As this exhibition demonstrates, the non-traditional practice of ceramics in our age continues to spin centrifugally away from formal expression or a sense of clay’s unique plastic qualities. Instead, it’s all about ideas, the quick and clever kind like sound bites or thirty-second commercials, transforming the gallery into a kind of Halloween funhouse where the viewer can be expected to get one joke and then move on to another. And just like those seasonal displays, most of these pieces tend toward the dark and eerie, especially with the “family heirlooms” that Blake Jamison Williams has knit out of ceramic pieces shaped like human finger bones. Often there’s a lingering anxiety, characteristic of contemporary art, that something in the world has gone terribly wrong. That’s the feeling that accompanies the large head-like pots of Xavier Toubes that may function simultaneously as attractive home furnishings, science-fiction aliens, folk-art face-jugs, and tributes to the monster heads of Leon Golub.
But there is also a lot of technical achievement here that has to be admired. How did Jeremy Hatch prevent the long branches on his life-size ceramic treehouse from breaking off? How did Richard Shaw get the surfaces of his ceramic assemblages to perfectly resemble recycled pieces of wood, paper, rubber or plastic? How did Thomas Schmidt get an eight-foot ceramic mural to resemble a roll of crumpled wrapping paper?
And although perfect verisimilitude is common to the portraiture found in wax museums, Joseph Seigenthaler has cranked up the rubbery hyper-realism so that it’s as funny as it is creepy.
Various other kinds of contemporary art practice, such as performance, video, photography and community or audience interaction are also included. Has anything been left out? Only the free-form sculptural work that, like its counterpart in Abstract Expressionist painting, may be fading into art history.
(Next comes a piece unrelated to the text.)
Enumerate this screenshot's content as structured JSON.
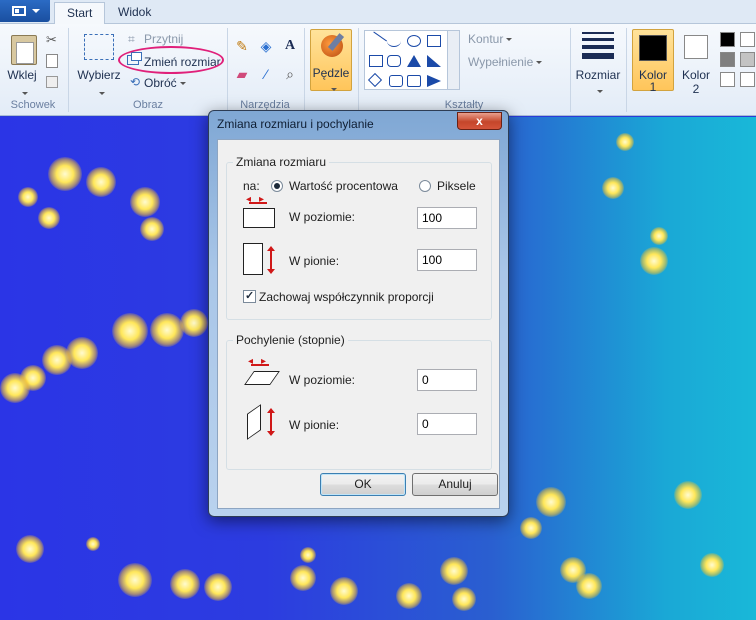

Perhaps that kind of “no rules” has been ruled out. (Chris Miller)
Through January 5 at Elmhurst Art Museum, 150 Cottage Hill, Elmhurst